Brain activity could be harnessed to optimize a performance of a human-machine team, according to an ARL researcher.
Scientists at the Army Research Lab are studying how brain activity could be harnessed to optimize a performance of a human-machine team.
By feeding artificial intelligence systems information about a soldier's intent, advanced systems "could dynamically respond and adapt to assist the soldier in completing the task," said Jean Vettel, a senior neuroscientist at ARL's Combat Capabilities Development Command and co-author of a recent paper on the topic.

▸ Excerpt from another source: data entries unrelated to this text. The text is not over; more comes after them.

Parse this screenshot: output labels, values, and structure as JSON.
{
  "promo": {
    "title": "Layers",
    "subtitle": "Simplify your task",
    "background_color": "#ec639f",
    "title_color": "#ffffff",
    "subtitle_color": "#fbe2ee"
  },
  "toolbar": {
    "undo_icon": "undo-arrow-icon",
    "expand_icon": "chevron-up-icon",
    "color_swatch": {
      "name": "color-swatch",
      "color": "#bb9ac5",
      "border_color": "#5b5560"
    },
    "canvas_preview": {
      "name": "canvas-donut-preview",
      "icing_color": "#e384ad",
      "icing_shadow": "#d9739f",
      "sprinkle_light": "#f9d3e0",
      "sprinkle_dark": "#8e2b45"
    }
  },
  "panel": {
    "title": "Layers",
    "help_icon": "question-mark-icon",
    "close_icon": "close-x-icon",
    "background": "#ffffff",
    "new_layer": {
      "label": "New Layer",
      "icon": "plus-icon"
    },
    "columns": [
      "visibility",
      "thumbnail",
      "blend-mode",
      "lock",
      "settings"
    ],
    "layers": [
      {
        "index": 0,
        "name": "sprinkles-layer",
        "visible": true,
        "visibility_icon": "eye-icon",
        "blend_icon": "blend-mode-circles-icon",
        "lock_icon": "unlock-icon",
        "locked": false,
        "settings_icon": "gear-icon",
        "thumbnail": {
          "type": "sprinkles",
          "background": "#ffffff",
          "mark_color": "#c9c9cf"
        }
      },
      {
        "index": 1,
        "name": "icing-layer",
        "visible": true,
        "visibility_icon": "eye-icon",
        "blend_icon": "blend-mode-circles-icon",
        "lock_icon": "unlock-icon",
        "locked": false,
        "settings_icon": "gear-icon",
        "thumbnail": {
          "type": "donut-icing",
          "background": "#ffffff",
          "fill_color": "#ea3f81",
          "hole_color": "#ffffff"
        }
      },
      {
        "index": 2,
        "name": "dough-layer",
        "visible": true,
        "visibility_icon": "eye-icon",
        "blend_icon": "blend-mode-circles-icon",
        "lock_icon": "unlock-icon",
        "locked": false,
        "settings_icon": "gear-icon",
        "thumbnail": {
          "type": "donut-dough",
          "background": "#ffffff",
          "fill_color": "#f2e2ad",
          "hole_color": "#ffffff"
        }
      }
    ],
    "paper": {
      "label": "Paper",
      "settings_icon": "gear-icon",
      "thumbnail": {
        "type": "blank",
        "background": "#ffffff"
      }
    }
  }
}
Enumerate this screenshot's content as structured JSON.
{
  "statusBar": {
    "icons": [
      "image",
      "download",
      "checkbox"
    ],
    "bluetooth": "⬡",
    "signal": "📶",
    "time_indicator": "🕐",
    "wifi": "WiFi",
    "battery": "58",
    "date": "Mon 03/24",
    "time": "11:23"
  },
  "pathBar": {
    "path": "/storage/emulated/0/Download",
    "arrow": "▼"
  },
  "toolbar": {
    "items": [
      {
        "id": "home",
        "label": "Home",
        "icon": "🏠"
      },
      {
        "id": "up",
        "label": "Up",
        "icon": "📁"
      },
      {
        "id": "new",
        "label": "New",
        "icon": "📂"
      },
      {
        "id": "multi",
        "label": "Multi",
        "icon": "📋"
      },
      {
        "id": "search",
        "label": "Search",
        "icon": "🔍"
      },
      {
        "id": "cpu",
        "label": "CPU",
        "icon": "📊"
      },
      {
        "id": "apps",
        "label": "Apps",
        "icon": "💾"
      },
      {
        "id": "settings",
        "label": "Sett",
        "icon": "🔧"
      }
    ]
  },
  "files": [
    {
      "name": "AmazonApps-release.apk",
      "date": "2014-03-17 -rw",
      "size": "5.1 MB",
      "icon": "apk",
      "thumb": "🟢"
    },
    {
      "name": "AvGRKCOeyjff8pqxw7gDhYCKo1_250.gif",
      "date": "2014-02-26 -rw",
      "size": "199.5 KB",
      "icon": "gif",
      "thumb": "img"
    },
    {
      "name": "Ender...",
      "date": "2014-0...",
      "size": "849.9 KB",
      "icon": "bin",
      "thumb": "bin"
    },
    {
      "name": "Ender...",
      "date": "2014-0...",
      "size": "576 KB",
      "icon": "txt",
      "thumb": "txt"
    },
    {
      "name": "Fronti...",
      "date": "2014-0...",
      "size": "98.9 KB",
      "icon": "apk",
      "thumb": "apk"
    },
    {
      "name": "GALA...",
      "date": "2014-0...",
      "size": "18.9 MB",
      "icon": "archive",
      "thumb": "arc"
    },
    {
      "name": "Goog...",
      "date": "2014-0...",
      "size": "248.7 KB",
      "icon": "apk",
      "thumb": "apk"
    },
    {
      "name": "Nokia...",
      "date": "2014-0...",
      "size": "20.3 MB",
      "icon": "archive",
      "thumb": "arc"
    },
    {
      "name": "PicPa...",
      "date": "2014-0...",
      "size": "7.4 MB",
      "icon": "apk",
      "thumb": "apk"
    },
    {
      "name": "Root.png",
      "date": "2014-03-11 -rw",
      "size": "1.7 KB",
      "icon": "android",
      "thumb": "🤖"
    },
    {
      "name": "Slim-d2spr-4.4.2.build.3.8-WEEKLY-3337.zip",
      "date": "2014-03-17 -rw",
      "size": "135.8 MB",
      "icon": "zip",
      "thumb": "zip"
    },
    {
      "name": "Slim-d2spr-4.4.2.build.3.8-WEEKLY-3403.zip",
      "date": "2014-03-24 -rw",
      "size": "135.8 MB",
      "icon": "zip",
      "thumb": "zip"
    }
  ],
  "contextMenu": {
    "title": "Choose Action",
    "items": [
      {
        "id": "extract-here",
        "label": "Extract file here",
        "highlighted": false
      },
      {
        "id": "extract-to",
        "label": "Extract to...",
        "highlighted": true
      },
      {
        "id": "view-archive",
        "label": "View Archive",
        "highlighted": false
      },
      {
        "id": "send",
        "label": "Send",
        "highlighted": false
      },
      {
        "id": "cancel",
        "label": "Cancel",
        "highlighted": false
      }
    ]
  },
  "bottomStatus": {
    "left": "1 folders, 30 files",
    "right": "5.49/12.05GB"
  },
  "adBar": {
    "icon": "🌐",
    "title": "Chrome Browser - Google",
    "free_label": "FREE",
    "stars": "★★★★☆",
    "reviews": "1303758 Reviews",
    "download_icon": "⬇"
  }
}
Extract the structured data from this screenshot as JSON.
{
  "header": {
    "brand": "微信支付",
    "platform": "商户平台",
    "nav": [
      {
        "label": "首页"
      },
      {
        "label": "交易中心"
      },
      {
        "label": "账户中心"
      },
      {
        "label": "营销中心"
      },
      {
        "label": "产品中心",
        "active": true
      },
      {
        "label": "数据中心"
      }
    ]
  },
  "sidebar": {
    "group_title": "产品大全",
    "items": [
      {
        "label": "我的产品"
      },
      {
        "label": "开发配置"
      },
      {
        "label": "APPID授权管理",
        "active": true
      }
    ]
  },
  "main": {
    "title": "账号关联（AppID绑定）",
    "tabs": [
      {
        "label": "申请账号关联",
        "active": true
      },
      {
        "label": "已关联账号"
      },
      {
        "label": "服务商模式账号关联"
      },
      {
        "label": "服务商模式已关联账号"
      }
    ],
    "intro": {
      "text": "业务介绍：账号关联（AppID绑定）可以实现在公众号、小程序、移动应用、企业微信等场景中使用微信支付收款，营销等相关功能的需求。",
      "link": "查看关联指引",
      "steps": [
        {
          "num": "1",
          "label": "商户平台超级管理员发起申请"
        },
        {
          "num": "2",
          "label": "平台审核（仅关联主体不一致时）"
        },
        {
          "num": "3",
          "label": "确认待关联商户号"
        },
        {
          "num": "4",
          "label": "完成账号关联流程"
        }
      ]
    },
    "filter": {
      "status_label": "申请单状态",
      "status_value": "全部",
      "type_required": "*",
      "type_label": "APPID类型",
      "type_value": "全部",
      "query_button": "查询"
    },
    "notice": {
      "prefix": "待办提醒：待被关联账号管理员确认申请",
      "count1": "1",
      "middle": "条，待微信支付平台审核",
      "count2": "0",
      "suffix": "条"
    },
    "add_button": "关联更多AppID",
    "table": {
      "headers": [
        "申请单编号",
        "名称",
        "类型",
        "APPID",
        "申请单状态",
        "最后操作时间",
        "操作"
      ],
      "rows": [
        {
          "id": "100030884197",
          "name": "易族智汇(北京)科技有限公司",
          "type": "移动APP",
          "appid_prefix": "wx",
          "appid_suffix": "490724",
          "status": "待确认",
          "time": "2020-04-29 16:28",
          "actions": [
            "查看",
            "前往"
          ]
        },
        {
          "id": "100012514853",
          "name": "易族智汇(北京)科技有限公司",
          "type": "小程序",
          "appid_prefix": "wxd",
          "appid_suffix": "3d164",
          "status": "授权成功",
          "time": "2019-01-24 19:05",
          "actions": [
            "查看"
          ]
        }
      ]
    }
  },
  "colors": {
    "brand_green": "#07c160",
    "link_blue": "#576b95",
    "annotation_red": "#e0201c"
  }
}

On the battlefield, soldiers perform many tasks at once -- surveying and navigating the landscape, listening to communications, assessing threats -- each of which is carried out in different regions of the brain. Researchers want to be able to analyze brain data in the moment so they can tell what tasks soldiers are performing. Learning how areas of the brain work together to accomplish a task will help scientists build AI systems that can anticipate how a task should be accomplished and where they can assist.
The researchers ran MRIs on 30 people to map the tissue pathways that relay information among nine different large-scale cognitive systems in the brain, such as those associated with attention, motor skills, visual and auditory systems. The maps were converted into computational models, which allowed the researchers to see patterns among the regions in the brain and run simulations to show what would happen when specific areas were stimulated. A mathematical framework they developed allowed them to measure how brain activity became synchronized across various cognitive systems during specific simulations.
Although the research has broad applications, Vettel said the primary purpose "is to understand how an individual's brain activity can be used to create novel strategies for a teaming environment, both for teams with soldiers as well as teams with autonomy."
In 2015, Vettel described some of her work using brain waves to train computers to detect threats. An experienced soldier wearing headgear lined with electroencephalography sensors would be shown images – some threating, some benign – and the sensors would be able to detect heighted anxiety, fear and tension to the threatening pictures. Using brain waves to label threatening pictures would be a quick way to amass enough labeled training data to teach a machine learning algorithm to identify a threatening image. On the battlefield, brain waves detected by helmet sensors indicating heighted anxiety could be transmitted to other members of the squad to alert them of possible danger.
The foundational principles of brain coordination this new research describes could potentially be extended outside the brain, as well, creating dynamic teaming assignments in the future, Kanika Bansal, the paper's lead author, said.
The research was a collaboration between ARL, the University of Buffalo, Columbia University, the University of Pennsylvania, Carnegie Mellon University and the University of California, Santa Barbara.